“You don’t get rid of the car tires [around your guts] by strolling” wrote a supposed expert at, the website of the Norwegian business daily that I have followed for many years. The business site has its own health and fitness section, as is good and proper these days.

In Norwegian, we use the word “bilringer” (car tires)  to describe the rings of fat that surround the gut, especially on men. (I believe the phrase “spare tire” is used in English?) It has dawned on people that these adornments of easy life are not good for our health, but what to do?  Strolling in the park is not the answer, says the expert.

I think the expert is mistaken, and probably dangerously mistaken.  Strolling in the park is not only an answer, it may be the best possible answer. If you wake up with spare tires, going on a power exercise spree is potentially dangerous (even life-threatening) without medical supervision. Even if you survive unharmed, you are unlikely to continue for long, due to the unpleasant side effects.  In contrast, taking a walk for half an hour is unlikely to cause more than a mild tiredness and stiffness even for an untrained person, and even that will fade over a few days as the body gets used to being more active.

Now, I don’t have car tires around my midsection myself. In a sense, it would be more motivating if my fat was on the outside instead of around the kidneys, but I assume those with spare tires have those in addition to the kidney fat. Anyway, when I started walking an hour a day (most days) this spring, I burned like 550 calories in an hour. It is safe to say that if I had a couple car tires in addition, I would have burned quite a bit more, since I had to move that extra weight around. So I would probably have started with half an hour, as recommended for Americans, and gradually expanded over the course of the first month.

Of course, the spare tires won’t magically disappear. They will just stop growing, and then very slowly shrink as the months turn into years. But that was how they appeared in the first place, wasn’t it? And anyway, once you get used to strolling, you may want to speed it up a bit, or go a bit longer, depending on how much time you have. Walking is a great way to unwind, after all. If the voices in your head are not friendly, you may want to drown them out with music, which can also be very motivating to move your body (thus the invention of “dance” by our ancestors). Anyway, the point is to keep it enjoyable, or at least not make yourself suffer. If you’re a masochist, save it for the bedroom.
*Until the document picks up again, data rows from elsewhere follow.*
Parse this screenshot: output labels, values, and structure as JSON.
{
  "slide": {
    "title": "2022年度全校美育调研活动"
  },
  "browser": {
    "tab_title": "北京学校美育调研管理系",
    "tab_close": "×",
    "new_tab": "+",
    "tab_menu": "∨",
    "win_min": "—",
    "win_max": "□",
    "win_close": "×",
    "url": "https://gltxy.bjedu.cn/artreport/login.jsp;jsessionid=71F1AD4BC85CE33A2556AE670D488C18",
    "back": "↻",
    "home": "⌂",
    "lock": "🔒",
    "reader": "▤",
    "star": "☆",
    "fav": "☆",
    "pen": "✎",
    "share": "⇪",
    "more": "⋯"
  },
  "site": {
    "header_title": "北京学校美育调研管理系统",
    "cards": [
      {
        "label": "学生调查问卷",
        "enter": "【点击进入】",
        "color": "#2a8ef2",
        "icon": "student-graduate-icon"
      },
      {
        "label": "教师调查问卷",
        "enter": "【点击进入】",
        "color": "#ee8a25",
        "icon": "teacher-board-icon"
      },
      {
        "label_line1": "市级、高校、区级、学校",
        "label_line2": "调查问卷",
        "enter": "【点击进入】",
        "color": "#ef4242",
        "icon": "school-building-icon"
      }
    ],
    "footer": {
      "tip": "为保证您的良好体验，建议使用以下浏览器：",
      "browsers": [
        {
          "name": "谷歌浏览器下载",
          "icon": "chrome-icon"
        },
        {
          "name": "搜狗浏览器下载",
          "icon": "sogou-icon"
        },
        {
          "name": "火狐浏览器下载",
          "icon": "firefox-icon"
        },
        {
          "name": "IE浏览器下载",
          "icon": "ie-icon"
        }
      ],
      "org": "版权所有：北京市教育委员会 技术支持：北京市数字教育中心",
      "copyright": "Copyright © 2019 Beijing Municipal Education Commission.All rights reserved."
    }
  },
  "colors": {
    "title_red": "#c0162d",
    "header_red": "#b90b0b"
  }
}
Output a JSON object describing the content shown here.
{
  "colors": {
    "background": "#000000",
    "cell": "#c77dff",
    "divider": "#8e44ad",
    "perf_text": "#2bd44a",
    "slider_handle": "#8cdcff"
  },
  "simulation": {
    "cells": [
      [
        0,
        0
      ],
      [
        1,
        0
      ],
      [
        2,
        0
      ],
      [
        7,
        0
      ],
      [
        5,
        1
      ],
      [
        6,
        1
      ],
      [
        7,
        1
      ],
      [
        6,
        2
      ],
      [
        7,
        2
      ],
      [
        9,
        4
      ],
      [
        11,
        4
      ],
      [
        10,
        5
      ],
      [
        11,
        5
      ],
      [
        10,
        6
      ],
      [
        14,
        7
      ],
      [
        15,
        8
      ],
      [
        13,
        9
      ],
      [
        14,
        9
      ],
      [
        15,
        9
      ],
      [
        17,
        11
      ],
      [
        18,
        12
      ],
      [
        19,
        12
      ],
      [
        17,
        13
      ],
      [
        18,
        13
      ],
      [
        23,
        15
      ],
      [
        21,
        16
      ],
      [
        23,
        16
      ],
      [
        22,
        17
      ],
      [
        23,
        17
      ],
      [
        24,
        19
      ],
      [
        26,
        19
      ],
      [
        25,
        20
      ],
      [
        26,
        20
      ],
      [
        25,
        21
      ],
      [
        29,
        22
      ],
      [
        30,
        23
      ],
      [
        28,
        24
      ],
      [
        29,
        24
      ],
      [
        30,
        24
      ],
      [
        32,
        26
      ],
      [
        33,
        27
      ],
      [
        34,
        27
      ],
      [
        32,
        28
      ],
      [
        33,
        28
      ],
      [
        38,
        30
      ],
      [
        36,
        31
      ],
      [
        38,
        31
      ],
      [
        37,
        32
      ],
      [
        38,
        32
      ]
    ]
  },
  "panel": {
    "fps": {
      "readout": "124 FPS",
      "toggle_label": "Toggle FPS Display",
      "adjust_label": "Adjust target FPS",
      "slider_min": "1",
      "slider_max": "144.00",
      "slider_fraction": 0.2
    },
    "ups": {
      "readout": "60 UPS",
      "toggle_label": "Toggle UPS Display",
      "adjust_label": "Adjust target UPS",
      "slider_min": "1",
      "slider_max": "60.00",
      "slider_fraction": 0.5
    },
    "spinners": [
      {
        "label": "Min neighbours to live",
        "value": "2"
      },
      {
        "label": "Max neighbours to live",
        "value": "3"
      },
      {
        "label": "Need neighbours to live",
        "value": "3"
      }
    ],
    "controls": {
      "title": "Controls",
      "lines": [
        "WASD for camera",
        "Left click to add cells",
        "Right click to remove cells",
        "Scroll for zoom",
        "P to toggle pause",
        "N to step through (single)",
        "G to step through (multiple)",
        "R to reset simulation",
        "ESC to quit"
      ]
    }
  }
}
Your physical exercise should be pleasant, something you’d miss if you skipped it.

Like a stroll in the park. A long, fast stroll eventually, but still. If you have car tires around your middle, strolling is exactly where you should begin.